At the crossroads of international criminal law and transitional justice, Carine’s PhD research adopts a socio-legal lens precisely to assess what justice hybrid courts deliver to victims on the ground. In particular, she focuses on the newly created hybrid Kosovo Specialist Chambers and the Specialist Prosecutor’s Office with jurisdiction over some international crimes committed during the Kosovo conflict (1998-2000). The purpose of her PhD is to fill the literature gap about victims in hybrid courts and the effectiveness of such courts in the light of other transitional justice mechanisms. Her research relies on a bottom-up approach to transitional justice, which directly involves the most affected communities, in order to empirically assess what hybrid courts can achieve in practice.
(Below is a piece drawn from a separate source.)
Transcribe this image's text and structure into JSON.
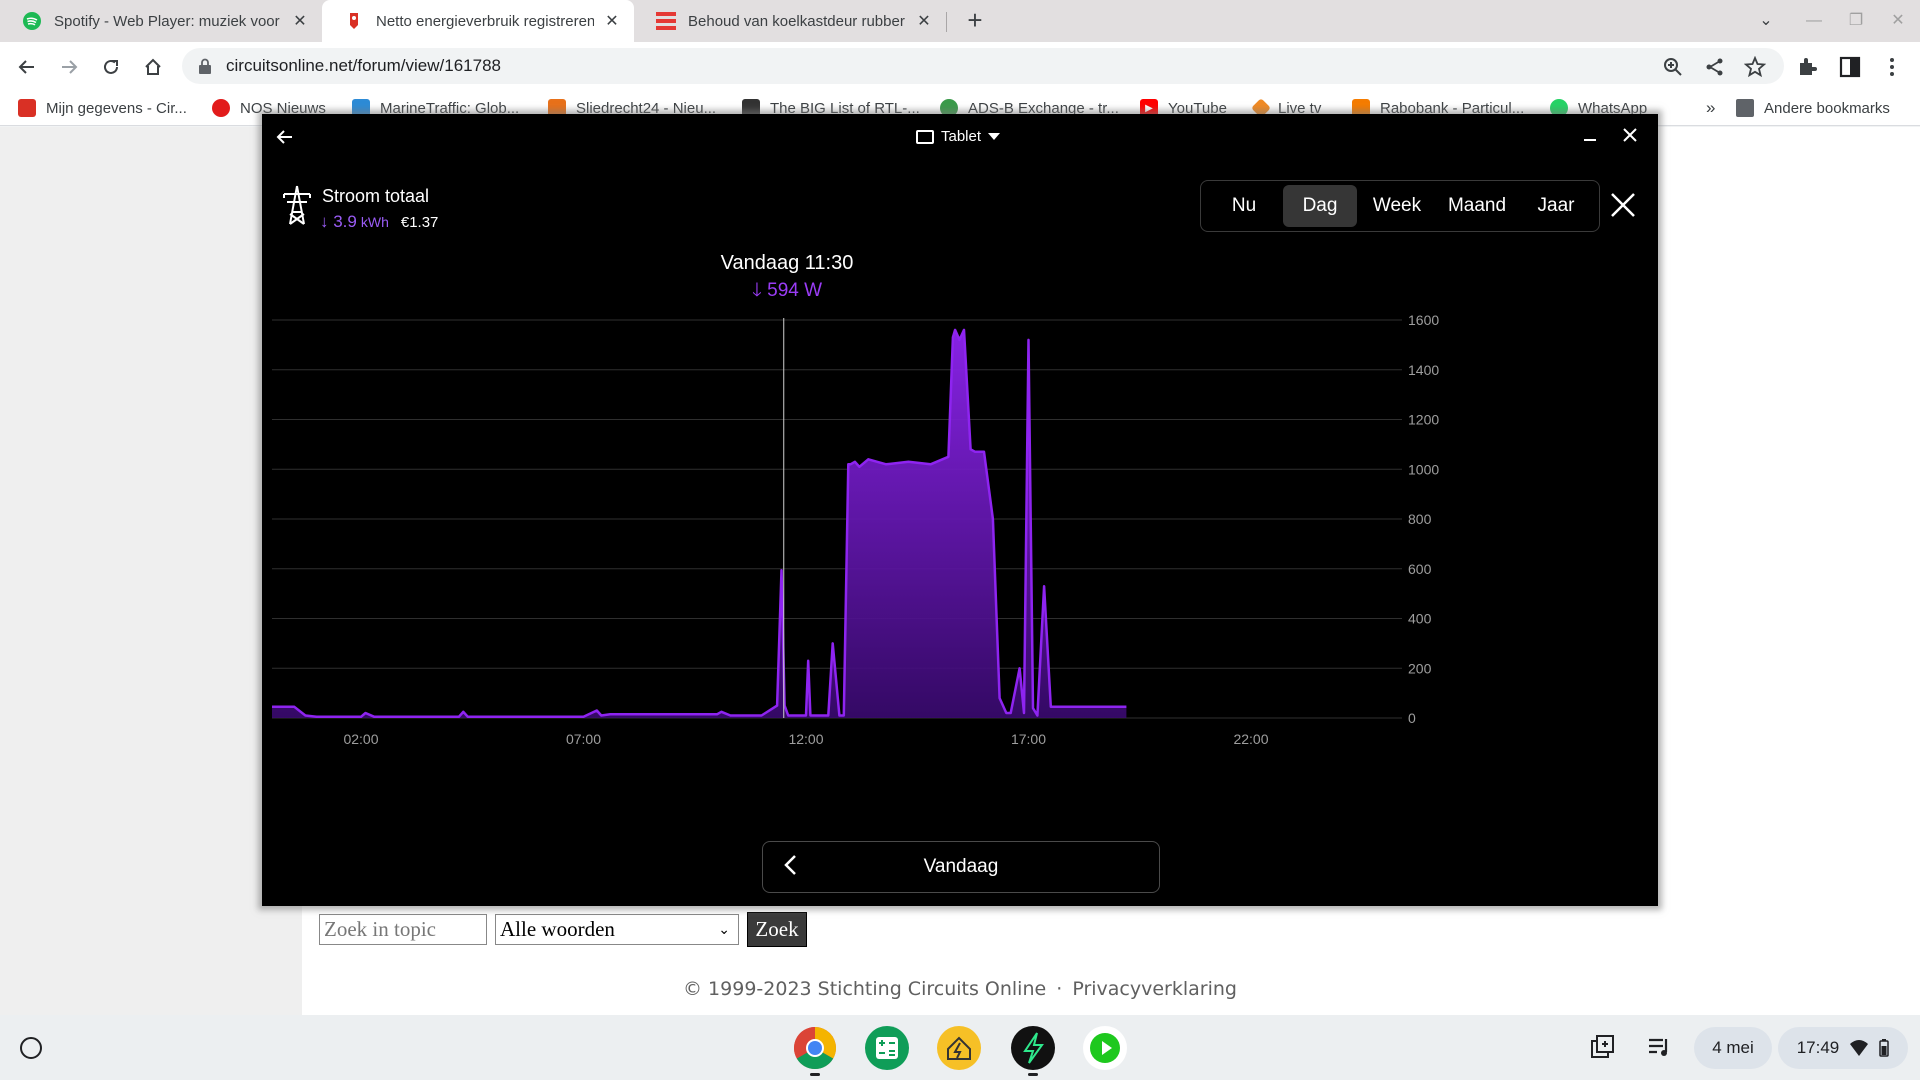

BIOGRAPHY

Carine is a PhD student of both the School of Law and the Mitchell Institute at Queen’s University Belfast. Before beginning her PhD at Queen’s, she worked as a judicial assistant at the Office of the Prosecutor of the Fontainebleau District Court in France. In 2020, she will join the prestigious French National School for the Judiciary (École Nationale de la Magistrature) to be trained as a future judge or prosecutor. Carine has also experience as a research and teaching assistant (Sciences Po Paris) and she is currently involved in a research project analysing French counter-terrorism laws and case-law. She also worked in Cambodia as a project manager and undertook during her studies internships at the International Criminal Tribunal for the former Yugoslavia and human rights NGOs in Serbia and in France.

Carine got her Master’s degree in International Affairs with a specialisation in Human Rights and Humanitarian Action with honours in 2014 (Sciences Po Paris). The same year she also obtained her Masters of Laws in Common Law and Comparative Law with honours (University Paris Descartes). She previously received her Bachelor degree in Political and Social Sciences with honours in 2011 (Sciences Po Paris).

PRIMARY SUPERVISOR

Professor Kieran McEvoy

SECONDARY SUPERVISOR

Dr Rachel Killean